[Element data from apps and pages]
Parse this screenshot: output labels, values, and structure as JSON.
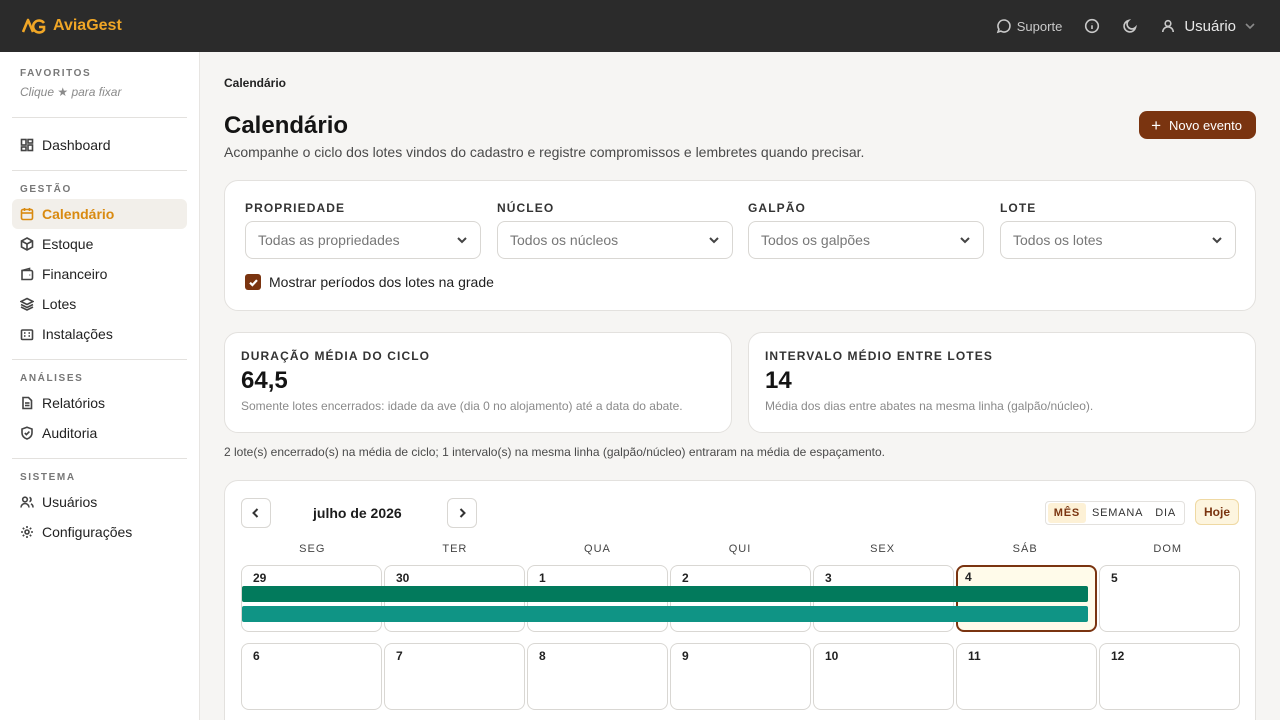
{
  "app": {
    "brand": "AviaGest",
    "top_actions": {
      "support": "Suporte",
      "user": "Usuário"
    }
  },
  "sidebar": {
    "favorites_title": "FAVORITOS",
    "favorites_hint": "Clique ★ para fixar",
    "dashboard": "Dashboard",
    "sections": [
      {
        "title": "GESTÃO",
        "items": [
          "Calendário",
          "Estoque",
          "Financeiro",
          "Lotes",
          "Instalações"
        ]
      },
      {
        "title": "ANÁLISES",
        "items": [
          "Relatórios",
          "Auditoria"
        ]
      },
      {
        "title": "SISTEMA",
        "items": [
          "Usuários",
          "Configurações"
        ]
      }
    ]
  },
  "page": {
    "breadcrumb": "Calendário",
    "title": "Calendário",
    "subtitle": "Acompanhe o ciclo dos lotes vindos do cadastro e registre compromissos e lembretes quando precisar.",
    "new_event_label": "Novo evento"
  },
  "filters": {
    "items": [
      {
        "label": "PROPRIEDADE",
        "placeholder": "Todas as propriedades"
      },
      {
        "label": "NÚCLEO",
        "placeholder": "Todos os núcleos"
      },
      {
        "label": "GALPÃO",
        "placeholder": "Todos os galpões"
      },
      {
        "label": "LOTE",
        "placeholder": "Todos os lotes"
      }
    ],
    "show_periods_label": "Mostrar períodos dos lotes na grade",
    "show_periods_checked": true
  },
  "stats": [
    {
      "label": "DURAÇÃO MÉDIA DO CICLO",
      "value": "64,5",
      "note": "Somente lotes encerrados: idade da ave (dia 0 no alojamento) até a data do abate."
    },
    {
      "label": "INTERVALO MÉDIO ENTRE LOTES",
      "value": "14",
      "note": "Média dos dias entre abates na mesma linha (galpão/núcleo)."
    }
  ],
  "summary_note": "2 lote(s) encerrado(s) na média de ciclo; 1 intervalo(s) na mesma linha (galpão/núcleo) entraram na média de espaçamento.",
  "calendar": {
    "month_label": "julho de 2026",
    "views": [
      "MÊS",
      "SEMANA",
      "DIA"
    ],
    "active_view": "MÊS",
    "today_label": "Hoje",
    "weekdays": [
      "SEG",
      "TER",
      "QUA",
      "QUI",
      "SEX",
      "SÁB",
      "DOM"
    ],
    "weeks": [
      [
        "29",
        "30",
        "1",
        "2",
        "3",
        "4",
        "5"
      ],
      [
        "6",
        "7",
        "8",
        "9",
        "10",
        "11",
        "12"
      ]
    ],
    "today": "4",
    "batch_colors": [
      "#027a5c",
      "#0f9485"
    ]
  }
}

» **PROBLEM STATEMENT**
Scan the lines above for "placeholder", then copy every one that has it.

» **TASK OUTPUT**
        "placeholder": "Todas as propriedades"
        "placeholder": "Todos os núcleos"
        "placeholder": "Todos os galpões"
        "placeholder": "Todos os lotes"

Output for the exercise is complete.